### WHAT YOU WILL DO
Where does the string "Email" appear? Copy every line of the entries below that holds it.

### DATA FOR THIS EXERCISE
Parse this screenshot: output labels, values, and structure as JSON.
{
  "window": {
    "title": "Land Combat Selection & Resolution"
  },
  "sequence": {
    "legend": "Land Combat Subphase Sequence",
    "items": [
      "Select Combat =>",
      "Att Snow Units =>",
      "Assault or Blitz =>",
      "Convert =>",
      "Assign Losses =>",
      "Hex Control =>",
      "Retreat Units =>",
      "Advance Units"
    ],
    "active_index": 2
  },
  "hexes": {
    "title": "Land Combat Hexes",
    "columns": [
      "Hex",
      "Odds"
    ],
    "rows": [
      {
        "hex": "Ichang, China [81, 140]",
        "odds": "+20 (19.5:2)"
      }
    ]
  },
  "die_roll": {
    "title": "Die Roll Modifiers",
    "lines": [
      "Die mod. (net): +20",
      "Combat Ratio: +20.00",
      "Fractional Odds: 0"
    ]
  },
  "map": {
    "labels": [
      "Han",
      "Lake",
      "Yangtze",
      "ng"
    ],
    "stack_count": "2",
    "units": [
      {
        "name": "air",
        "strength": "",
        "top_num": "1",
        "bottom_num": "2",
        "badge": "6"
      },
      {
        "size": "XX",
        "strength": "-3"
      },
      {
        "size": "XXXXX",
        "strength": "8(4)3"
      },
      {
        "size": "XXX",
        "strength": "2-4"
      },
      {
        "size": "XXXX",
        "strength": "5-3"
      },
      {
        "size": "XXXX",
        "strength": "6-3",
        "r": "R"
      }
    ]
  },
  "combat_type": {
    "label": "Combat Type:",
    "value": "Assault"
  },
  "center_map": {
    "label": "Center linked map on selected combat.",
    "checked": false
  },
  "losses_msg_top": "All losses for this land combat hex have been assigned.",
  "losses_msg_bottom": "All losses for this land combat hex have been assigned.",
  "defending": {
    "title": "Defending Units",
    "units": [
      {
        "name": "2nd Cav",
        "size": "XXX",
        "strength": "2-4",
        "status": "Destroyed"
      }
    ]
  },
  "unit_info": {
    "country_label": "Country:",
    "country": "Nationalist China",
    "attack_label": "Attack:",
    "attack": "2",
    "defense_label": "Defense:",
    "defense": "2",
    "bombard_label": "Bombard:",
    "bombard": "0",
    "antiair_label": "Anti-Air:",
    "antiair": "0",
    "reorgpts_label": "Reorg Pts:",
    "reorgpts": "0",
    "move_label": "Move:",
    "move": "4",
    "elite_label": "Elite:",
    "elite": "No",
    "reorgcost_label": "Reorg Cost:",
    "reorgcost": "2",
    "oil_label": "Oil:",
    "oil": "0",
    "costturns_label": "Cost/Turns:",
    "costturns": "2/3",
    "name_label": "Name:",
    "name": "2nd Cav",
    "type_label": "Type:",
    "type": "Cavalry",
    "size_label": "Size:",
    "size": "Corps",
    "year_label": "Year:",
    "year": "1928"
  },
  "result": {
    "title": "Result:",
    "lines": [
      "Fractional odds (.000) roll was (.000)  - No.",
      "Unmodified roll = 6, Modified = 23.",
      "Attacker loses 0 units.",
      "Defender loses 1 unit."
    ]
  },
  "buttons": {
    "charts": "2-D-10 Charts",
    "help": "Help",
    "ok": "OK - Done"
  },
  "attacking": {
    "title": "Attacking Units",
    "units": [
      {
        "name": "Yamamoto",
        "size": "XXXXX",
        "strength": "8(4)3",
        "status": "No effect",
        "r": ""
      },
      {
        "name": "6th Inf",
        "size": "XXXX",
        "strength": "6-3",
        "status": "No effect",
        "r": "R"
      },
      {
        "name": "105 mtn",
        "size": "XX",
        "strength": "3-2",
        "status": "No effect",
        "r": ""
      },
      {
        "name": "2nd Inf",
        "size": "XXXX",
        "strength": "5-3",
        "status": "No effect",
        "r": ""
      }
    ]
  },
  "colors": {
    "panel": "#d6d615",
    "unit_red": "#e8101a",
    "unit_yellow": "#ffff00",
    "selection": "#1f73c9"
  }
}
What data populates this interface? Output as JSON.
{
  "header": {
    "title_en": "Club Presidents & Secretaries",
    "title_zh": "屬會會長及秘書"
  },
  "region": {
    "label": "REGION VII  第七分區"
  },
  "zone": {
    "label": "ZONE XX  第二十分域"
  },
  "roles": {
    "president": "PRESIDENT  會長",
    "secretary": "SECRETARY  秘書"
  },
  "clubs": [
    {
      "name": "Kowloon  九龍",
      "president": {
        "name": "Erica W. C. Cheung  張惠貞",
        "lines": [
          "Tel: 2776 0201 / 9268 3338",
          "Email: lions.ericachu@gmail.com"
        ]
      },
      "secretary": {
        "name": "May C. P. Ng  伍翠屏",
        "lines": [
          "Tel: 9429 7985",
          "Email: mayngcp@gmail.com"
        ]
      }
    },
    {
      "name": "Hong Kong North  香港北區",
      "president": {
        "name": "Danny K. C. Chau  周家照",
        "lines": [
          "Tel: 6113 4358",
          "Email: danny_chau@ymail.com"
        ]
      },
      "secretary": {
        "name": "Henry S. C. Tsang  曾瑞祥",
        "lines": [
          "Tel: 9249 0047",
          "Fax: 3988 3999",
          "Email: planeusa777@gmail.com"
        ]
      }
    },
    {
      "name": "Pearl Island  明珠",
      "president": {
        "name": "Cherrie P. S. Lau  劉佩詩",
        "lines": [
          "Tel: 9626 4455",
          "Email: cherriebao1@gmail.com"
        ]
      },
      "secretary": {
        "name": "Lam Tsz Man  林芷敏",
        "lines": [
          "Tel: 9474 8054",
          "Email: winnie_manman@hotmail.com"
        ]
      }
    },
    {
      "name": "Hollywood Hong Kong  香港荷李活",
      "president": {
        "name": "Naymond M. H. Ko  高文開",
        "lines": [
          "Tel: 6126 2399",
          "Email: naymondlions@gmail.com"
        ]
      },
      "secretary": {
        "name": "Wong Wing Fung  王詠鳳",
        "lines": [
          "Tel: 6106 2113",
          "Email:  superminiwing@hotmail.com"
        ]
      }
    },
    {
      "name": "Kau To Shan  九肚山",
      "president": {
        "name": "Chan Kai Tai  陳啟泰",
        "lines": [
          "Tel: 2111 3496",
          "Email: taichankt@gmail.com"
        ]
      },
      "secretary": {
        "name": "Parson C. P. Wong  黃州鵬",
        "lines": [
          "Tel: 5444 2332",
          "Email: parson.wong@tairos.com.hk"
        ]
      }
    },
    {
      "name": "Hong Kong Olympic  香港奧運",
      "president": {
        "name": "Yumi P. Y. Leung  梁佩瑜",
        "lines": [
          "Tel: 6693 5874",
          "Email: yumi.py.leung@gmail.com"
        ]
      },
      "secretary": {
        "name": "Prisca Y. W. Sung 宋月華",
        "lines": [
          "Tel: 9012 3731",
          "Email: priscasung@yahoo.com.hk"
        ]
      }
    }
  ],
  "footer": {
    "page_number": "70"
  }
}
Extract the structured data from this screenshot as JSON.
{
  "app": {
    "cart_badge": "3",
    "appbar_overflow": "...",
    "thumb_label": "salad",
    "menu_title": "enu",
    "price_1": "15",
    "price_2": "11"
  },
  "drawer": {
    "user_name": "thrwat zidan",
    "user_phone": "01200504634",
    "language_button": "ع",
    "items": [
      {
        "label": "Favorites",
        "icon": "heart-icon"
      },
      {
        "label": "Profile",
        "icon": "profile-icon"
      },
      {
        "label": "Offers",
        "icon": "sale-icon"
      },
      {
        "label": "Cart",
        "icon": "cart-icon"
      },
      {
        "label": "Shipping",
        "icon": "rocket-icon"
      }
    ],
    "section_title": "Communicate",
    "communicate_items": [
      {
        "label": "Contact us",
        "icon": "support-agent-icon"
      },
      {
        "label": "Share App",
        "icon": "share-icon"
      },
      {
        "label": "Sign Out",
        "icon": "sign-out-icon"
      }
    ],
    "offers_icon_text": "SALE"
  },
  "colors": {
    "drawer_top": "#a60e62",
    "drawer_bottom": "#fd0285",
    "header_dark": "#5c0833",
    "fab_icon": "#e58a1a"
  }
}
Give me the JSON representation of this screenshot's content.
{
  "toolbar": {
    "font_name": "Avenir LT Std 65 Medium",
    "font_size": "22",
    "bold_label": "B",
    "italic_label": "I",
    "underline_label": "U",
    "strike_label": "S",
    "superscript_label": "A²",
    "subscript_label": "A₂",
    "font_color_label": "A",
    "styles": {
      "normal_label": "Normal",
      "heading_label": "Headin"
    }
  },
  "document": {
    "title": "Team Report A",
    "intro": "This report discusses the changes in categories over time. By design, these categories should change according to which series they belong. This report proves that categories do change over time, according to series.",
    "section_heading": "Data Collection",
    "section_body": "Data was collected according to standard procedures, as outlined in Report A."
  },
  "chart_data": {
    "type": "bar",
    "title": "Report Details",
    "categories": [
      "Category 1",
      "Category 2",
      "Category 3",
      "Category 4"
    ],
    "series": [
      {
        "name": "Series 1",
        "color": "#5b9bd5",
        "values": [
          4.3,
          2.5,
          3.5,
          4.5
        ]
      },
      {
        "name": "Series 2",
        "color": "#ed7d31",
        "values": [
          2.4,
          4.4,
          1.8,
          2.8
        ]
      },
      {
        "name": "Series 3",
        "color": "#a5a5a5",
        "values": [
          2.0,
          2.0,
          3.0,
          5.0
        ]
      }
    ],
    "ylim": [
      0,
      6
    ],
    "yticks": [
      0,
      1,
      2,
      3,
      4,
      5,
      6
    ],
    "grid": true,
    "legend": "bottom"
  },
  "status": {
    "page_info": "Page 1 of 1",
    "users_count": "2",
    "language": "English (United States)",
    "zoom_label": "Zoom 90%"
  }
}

### SOLUTION TO THE PROBLEM
          "Email: lions.ericachu@gmail.com"
          "Email: mayngcp@gmail.com"
          "Email: danny_chau@ymail.com"
          "Email: planeusa777@gmail.com"
          "Email: cherriebao1@gmail.com"
          "Email: winnie_manman@hotmail.com"
          "Email: naymondlions@gmail.com"
          "Email:  superminiwing@hotmail.com"
          "Email: taichankt@gmail.com"
          "Email: parson.wong@tairos.com.hk"
          "Email: yumi.py.leung@gmail.com"
          "Email: priscasung@yahoo.com.hk"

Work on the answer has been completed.